How Can I Tell If I Am Isolated?

 

In general, if you are isolated you may feel something is missing in your life.

 

However, you may not know how to change your circumstances or rebuild your social life. Ask yourself the following questions:

  • Do you have someone to turn to when you need something, e.g., going to the store for food or medicine when you have the flu, moving a box that is too heavy for you to lift, or filling out a form you do not understand?

 

  • Do you have someone to turn to in times of crisis, e.g., to take you to the hospital, to take care of your pet if you have to leave home, or to call if your wallet is stolen and you have no money to get home?

 

  • Do you have someone with whom you can share your happiness, sadness, dreams, and worries?

 

  • Overall, do you feel satisfied with how often you are with people and the quality of those relationships?

 

If you answer YES to all of these questions, chances are you are not isolated. If you answer NO to all of these questions, chances are you are experiencing isolation.

 

Please note: If you find that the reason you are able to answer “yes” to these questions is because you rely on the same one or two people for assistance and support, this is a sign that your network is dangerously small.

 

What is Social and Emotional Isolation?

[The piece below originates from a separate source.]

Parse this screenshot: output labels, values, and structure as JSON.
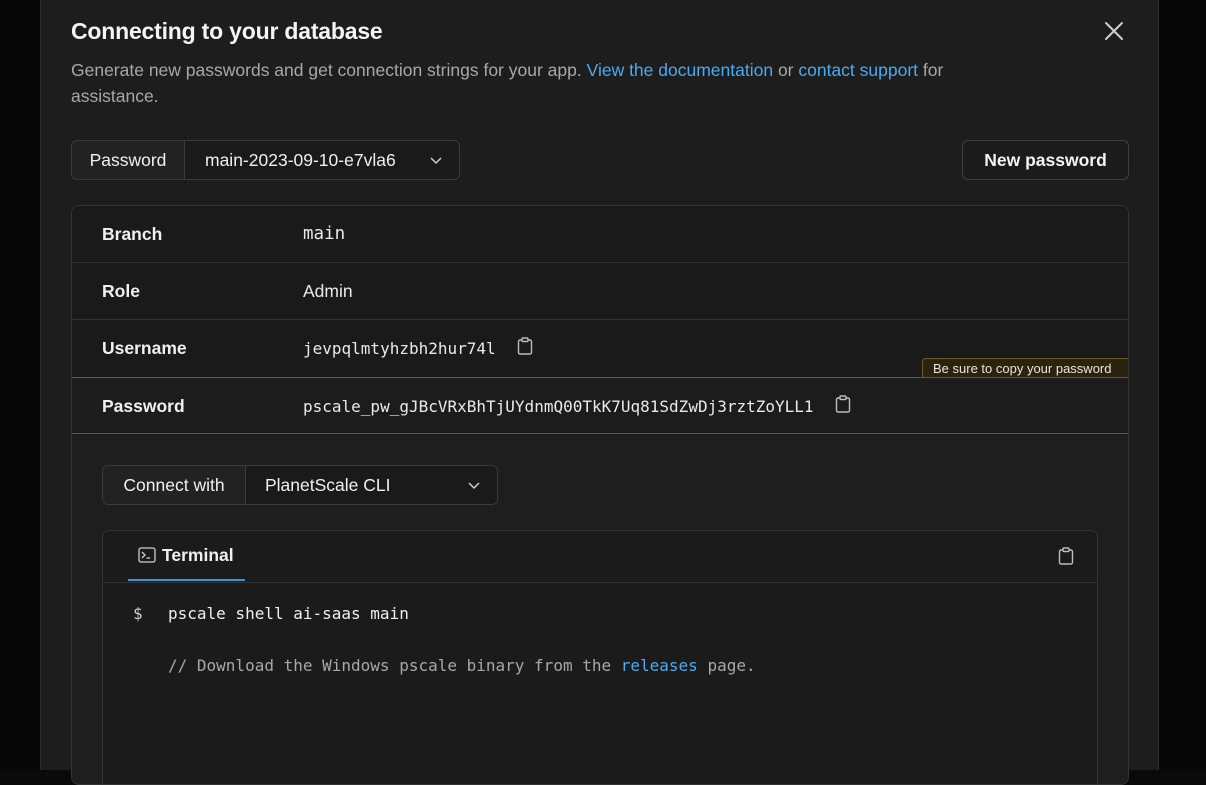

How Does Isolation Happen?

What Impact Can Isolation Have?

What Can I Do to Reduce or Eliminate Isolation?

 

This resource provides brief, general information about this topic. It does not take the place of specific instructions you may receive from health care or service providers. Copyright NewYork-Presbyterian Hospital 2006. All rights reserved.